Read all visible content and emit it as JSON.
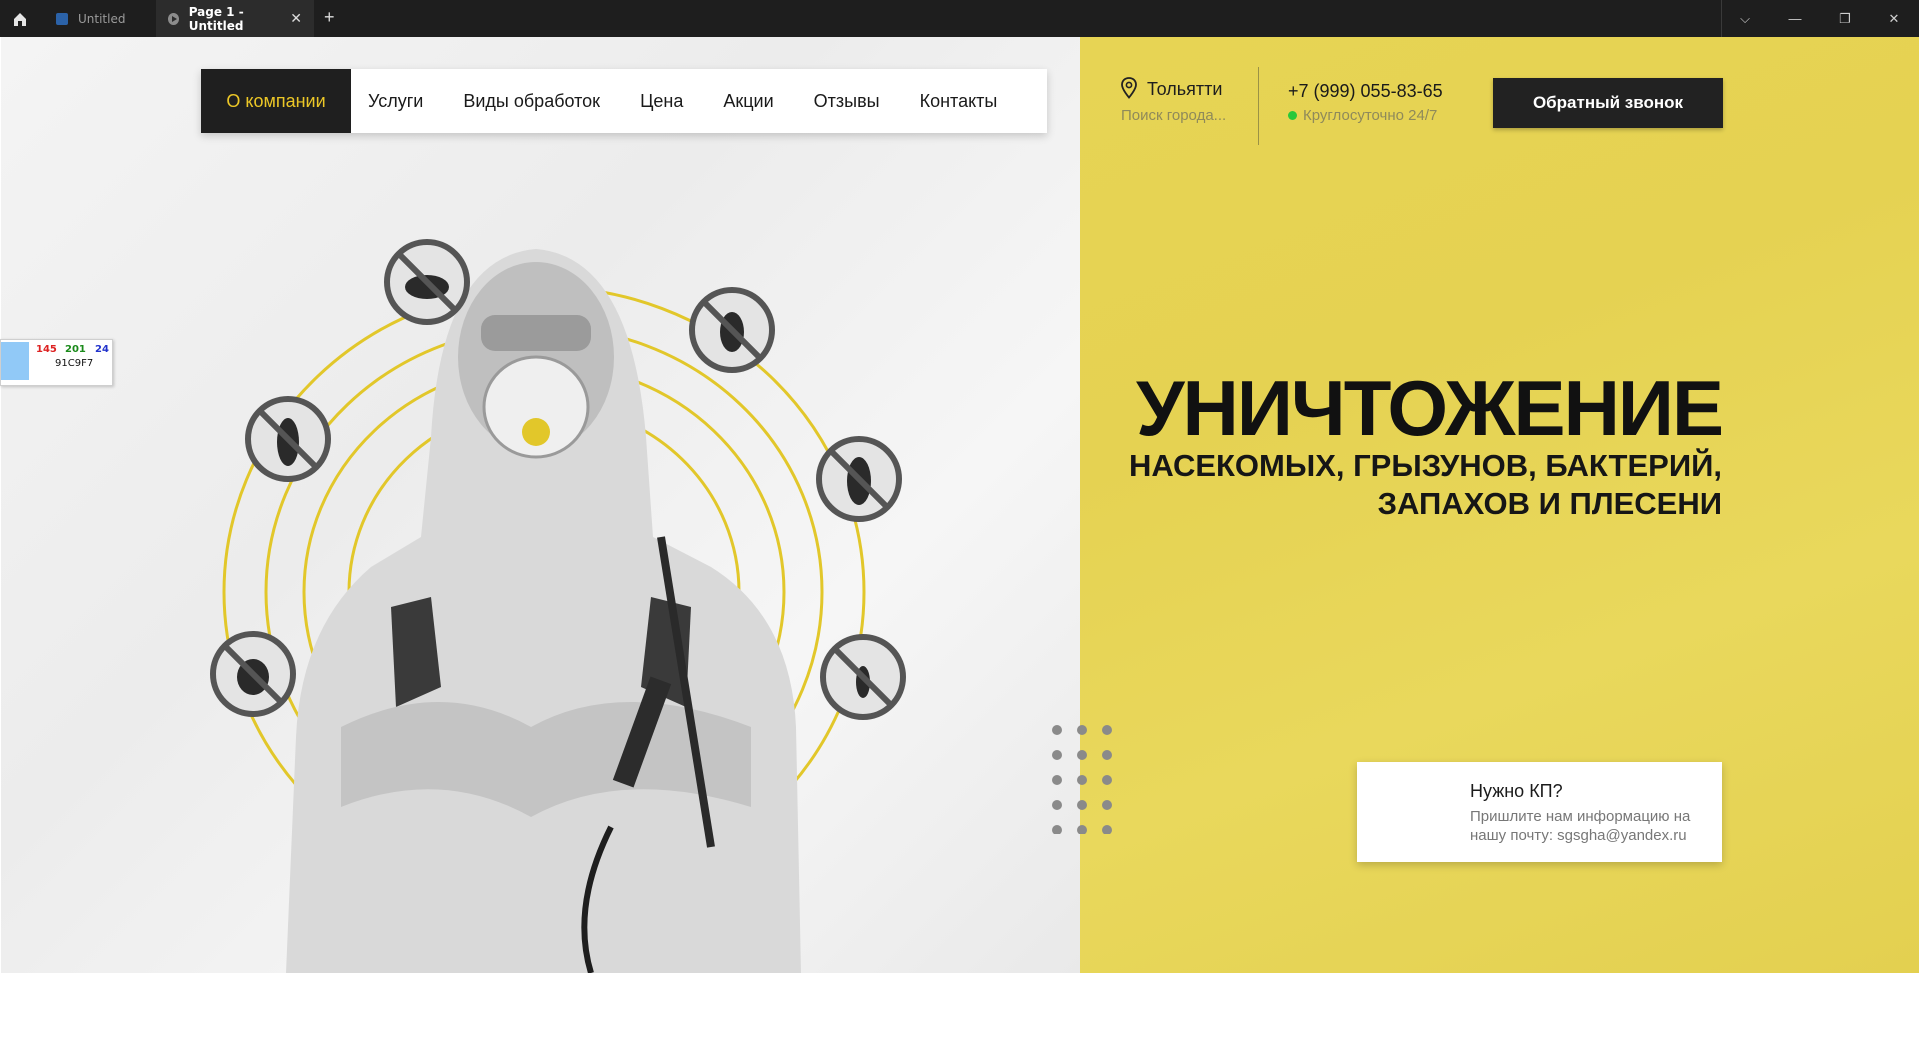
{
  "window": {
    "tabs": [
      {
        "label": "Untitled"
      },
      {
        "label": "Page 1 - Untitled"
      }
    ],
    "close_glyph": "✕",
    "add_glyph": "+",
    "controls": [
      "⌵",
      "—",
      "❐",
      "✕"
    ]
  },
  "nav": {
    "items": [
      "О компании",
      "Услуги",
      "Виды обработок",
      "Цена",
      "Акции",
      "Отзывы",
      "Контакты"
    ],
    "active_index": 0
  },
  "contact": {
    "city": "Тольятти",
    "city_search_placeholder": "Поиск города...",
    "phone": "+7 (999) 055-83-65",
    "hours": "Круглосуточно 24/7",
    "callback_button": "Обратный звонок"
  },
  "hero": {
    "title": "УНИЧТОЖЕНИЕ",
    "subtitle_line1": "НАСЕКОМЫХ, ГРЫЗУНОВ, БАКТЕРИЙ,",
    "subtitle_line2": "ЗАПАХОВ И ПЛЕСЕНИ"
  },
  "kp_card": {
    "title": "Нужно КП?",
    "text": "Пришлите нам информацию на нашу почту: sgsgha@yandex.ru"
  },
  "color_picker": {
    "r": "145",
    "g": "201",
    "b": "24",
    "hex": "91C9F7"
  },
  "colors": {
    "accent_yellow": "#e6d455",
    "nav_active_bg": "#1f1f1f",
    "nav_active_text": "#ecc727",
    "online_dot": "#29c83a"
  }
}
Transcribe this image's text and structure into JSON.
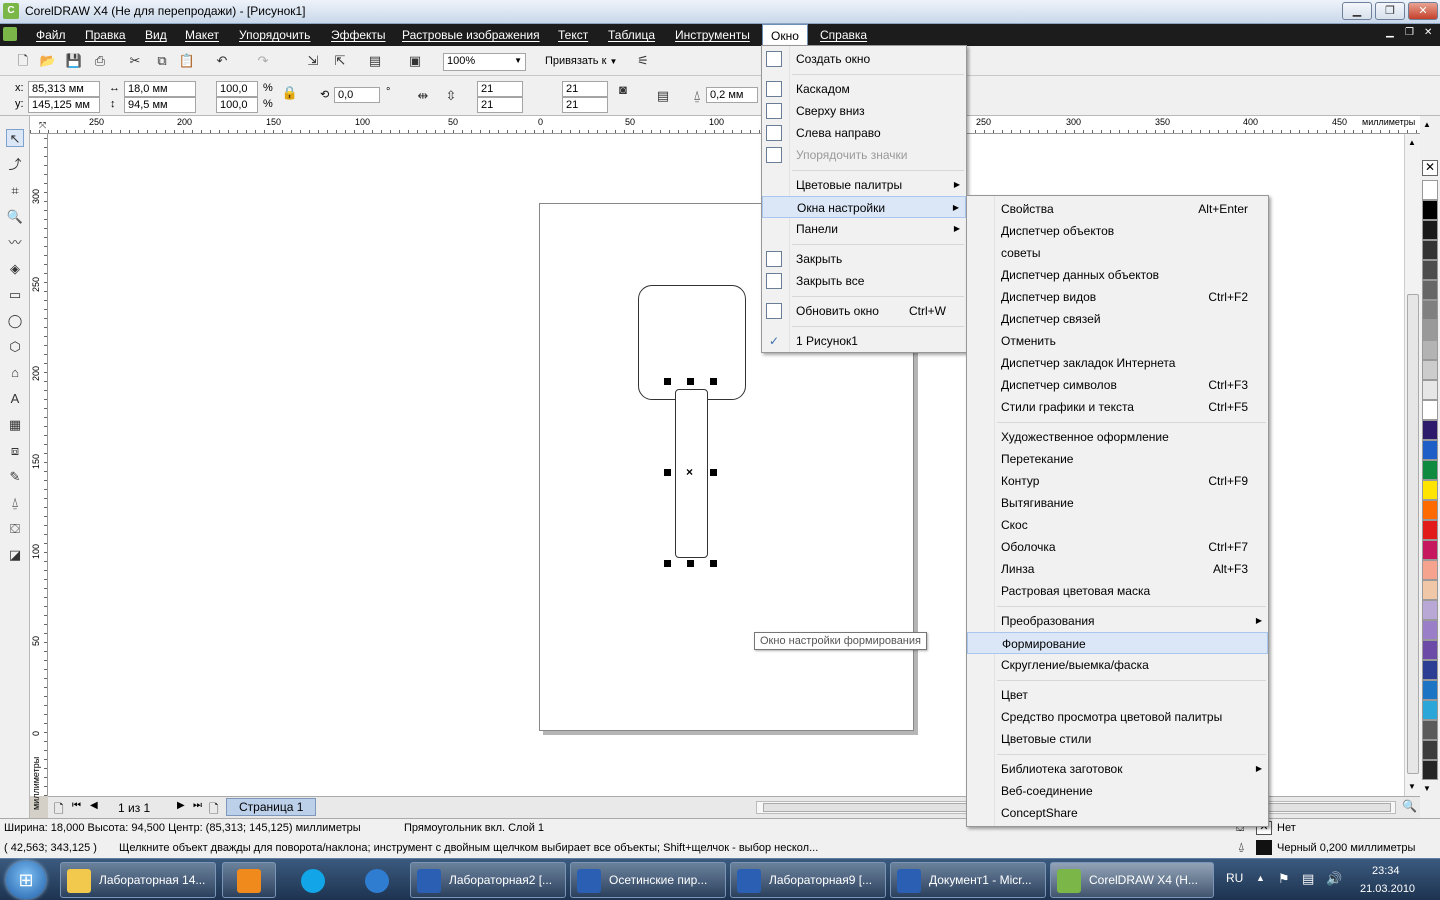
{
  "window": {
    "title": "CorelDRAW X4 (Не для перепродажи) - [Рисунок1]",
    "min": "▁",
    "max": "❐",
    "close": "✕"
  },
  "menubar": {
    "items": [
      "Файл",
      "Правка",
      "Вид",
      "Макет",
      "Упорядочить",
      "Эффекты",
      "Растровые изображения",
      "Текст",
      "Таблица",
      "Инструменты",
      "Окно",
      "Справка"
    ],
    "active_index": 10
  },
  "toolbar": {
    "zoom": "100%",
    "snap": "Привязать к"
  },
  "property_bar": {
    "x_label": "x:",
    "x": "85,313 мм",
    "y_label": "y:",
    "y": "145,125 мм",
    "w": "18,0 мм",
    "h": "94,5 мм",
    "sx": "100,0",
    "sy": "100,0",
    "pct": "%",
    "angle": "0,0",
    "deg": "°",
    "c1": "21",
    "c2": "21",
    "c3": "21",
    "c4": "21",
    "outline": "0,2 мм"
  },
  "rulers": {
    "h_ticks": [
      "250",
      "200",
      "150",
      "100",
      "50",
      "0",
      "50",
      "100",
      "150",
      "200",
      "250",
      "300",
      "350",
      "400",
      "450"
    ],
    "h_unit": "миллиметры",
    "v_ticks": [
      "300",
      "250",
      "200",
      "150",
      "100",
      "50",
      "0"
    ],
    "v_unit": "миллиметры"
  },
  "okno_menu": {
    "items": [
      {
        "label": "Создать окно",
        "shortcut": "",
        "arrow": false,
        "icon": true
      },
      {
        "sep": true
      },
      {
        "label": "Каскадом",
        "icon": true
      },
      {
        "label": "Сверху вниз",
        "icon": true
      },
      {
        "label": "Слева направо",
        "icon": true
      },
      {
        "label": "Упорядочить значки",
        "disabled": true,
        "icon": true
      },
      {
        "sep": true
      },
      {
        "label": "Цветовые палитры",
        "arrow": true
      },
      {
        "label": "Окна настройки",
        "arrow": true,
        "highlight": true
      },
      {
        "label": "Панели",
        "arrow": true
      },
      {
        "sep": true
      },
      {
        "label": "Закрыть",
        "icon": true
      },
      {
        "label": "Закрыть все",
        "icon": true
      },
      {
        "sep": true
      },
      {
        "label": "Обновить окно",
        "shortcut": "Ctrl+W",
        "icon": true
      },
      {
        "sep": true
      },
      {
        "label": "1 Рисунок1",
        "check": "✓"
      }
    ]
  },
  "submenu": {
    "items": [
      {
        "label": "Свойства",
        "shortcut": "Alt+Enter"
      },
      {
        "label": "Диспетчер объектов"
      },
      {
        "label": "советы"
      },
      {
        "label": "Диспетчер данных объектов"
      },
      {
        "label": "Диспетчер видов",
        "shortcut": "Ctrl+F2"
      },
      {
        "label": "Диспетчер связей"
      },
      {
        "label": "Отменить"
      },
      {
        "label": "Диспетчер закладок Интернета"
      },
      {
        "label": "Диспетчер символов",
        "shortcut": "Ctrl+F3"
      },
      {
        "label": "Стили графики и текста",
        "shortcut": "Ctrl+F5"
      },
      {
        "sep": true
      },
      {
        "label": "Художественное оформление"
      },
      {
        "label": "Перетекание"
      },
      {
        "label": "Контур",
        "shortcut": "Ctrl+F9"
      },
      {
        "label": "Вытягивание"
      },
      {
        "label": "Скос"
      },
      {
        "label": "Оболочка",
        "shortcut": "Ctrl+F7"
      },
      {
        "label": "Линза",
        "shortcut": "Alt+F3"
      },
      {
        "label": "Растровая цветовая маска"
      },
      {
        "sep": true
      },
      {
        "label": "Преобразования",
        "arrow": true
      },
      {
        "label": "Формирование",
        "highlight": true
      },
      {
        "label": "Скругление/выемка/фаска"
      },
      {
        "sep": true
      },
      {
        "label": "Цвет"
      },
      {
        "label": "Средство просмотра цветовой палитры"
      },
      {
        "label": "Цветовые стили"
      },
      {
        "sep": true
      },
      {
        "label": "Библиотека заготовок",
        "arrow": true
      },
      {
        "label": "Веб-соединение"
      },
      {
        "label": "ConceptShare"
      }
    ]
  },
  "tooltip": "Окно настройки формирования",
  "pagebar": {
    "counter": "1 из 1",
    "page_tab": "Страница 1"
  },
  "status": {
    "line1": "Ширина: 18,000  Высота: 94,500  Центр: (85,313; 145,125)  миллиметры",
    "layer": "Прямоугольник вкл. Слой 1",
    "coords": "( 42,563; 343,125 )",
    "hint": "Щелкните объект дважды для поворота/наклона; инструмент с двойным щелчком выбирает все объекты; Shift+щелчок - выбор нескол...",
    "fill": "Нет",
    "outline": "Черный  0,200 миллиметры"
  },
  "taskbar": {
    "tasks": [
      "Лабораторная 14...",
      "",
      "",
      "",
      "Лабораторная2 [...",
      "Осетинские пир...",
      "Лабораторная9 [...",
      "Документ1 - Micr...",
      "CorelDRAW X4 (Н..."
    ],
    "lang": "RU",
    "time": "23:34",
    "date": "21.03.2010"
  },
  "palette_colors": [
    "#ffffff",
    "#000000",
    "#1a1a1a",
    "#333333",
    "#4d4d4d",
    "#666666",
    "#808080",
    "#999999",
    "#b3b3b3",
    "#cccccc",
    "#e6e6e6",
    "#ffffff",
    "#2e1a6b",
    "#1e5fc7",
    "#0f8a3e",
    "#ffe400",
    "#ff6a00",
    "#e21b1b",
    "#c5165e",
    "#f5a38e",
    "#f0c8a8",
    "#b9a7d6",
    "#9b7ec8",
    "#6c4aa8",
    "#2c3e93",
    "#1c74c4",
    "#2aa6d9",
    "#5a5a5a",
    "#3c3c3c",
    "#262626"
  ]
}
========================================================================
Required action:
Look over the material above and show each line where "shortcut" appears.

Completed exercise:
        "shortcut": "",
        "shortcut": "Ctrl+W",
        "shortcut": "Alt+Enter"
        "shortcut": "Ctrl+F2"
        "shortcut": "Ctrl+F3"
        "shortcut": "Ctrl+F5"
        "shortcut": "Ctrl+F9"
        "shortcut": "Ctrl+F7"
        "shortcut": "Alt+F3"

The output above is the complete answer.